This misty quality speaks to the provisional, invented nature of the imagery. In one painting, Bayles isolates a zig-zagging section of a concrete ceiling, buoying it with imagined scaffolding and streaks of greenery, as if the massive prison had become a floating ruin, slowly being reclaimed by nature. In another, he has wiped the slate clean for the government, returning three large rectangular buildings to empty, dusty plains. In some ways, Bayles turns the structure back into a two-dimensional plan, continually reworking it.
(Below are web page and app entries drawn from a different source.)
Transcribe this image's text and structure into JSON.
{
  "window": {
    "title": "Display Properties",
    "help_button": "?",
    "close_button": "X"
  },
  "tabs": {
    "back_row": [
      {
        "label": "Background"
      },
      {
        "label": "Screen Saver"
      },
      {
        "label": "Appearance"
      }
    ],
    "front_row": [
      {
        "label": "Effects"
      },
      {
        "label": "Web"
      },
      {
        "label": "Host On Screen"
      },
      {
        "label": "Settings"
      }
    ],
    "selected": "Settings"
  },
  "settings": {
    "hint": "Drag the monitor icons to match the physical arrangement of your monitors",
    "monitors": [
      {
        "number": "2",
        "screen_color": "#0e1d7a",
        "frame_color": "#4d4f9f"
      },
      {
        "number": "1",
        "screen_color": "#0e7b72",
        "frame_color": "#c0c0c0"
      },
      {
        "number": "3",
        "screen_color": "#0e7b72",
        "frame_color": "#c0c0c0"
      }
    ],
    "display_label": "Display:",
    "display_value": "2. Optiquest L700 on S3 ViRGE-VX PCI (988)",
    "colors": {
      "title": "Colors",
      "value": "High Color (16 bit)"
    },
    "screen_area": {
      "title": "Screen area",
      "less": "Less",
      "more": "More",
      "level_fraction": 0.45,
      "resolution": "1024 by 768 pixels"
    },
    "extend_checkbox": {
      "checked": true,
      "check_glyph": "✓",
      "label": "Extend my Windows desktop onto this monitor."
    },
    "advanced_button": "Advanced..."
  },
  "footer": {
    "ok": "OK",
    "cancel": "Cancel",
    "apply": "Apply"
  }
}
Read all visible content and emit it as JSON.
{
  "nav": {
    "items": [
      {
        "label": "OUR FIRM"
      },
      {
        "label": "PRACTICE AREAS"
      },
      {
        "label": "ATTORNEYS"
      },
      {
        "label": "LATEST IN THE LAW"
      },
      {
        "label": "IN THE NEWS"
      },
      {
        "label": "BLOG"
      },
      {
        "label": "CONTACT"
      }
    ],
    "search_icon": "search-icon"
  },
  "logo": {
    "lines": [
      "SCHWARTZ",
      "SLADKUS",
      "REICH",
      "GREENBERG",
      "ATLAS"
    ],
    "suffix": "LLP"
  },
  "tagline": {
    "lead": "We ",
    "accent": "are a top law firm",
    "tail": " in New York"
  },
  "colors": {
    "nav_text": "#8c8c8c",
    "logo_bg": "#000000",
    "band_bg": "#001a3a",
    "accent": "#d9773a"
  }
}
Not surprisingly, these painted interventions partake of the same modernist aesthetics that underpin such massive construction projects, especially carceral ones. The ethos of form follows function and streamlined economies of scale derive from the same ideologies that spawned modern abstract painting. Bayles acknowledges and refutes this relationship in a pair of images that riff on the meeting point of several concrete beams. Consisting mostly of hard-edged angles and planes, they divide the picture into a complex skin of flat and receding surfaces.
However, at the crucial center point, where the major diagonals come together, Bayles introduces uncertainty: a scumble of semi-transparent white paint that leaves the point where the planes meet in question. This gesture seems to allude to the building’s faulty construction, but is also a pointed refusal of the clarity of geometric abstraction. Somewhere between a faithful depiction and an idealized idyll, Bayles introduces fuzziness.
Yet the most compelling images in the show are a pair of small paintings of concrete cylinders, one intact, the other crumbling. Studded with collaged “pebbles,” and decorated with cryptic writing, they are lumpy and pathetic and oddly corporeal, almost like portraits. Humble fragments, they make the grand modernist plan look as if it were built on sand.
-- Sharon Mizota
François Ghebaly Gallery, 2600 S. La Cienega Blvd., L.A., (310) 280-0777, through Feb. 5. Closed Sundays and Mondays. www.ghebaly.com
(Site Photo 3) Khan Bani Saad Correctional Facility,’ 2009.